● **How to complete this task**
Word for word, restate every entry shown below.
** Opening Task material block **
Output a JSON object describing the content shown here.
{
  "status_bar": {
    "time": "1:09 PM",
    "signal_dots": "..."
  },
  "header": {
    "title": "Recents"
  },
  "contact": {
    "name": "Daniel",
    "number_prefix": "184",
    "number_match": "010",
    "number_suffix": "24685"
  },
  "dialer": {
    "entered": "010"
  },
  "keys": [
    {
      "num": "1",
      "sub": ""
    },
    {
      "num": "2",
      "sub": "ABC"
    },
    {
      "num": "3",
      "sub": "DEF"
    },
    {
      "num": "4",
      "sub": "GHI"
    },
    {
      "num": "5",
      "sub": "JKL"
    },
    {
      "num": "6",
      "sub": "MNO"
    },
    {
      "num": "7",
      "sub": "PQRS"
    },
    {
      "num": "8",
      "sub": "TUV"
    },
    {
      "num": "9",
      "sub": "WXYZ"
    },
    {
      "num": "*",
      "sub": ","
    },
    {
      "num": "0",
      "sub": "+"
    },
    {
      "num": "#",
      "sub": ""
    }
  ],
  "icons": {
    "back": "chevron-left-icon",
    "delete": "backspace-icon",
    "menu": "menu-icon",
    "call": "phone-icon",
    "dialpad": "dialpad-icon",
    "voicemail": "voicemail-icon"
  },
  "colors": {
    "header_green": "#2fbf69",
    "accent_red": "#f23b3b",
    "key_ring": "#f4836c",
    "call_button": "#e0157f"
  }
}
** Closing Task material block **
● **Solved exercise**
Output a JSON object describing the content shown here.
{
  "status_bar": {
    "time": "1:09 PM",
    "signal_dots": "..."
  },
  "header": {
    "title": "Recents"
  },
  "contact": {
    "name": "Daniel",
    "number_prefix": "184",
    "number_match": "010",
    "number_suffix": "24685"
  },
  "dialer": {
    "entered": "010"
  },
  "keys": [
    {
      "num": "1",
      "sub": ""
    },
    {
      "num": "2",
      "sub": "ABC"
    },
    {
      "num": "3",
      "sub": "DEF"
    },
    {
      "num": "4",
      "sub": "GHI"
    },
    {
      "num": "5",
      "sub": "JKL"
    },
    {
      "num": "6",
      "sub": "MNO"
    },
    {
      "num": "7",
      "sub": "PQRS"
    },
    {
      "num": "8",
      "sub": "TUV"
    },
    {
      "num": "9",
      "sub": "WXYZ"
    },
    {
      "num": "*",
      "sub": ","
    },
    {
      "num": "0",
      "sub": "+"
    },
    {
      "num": "#",
      "sub": ""
    }
  ],
  "icons": {
    "back": "chevron-left-icon",
    "delete": "backspace-icon",
    "menu": "menu-icon",
    "call": "phone-icon",
    "dialpad": "dialpad-icon",
    "voicemail": "voicemail-icon"
  },
  "colors": {
    "header_green": "#2fbf69",
    "accent_red": "#f23b3b",
    "key_ring": "#f4836c",
    "call_button": "#e0157f"
  }
}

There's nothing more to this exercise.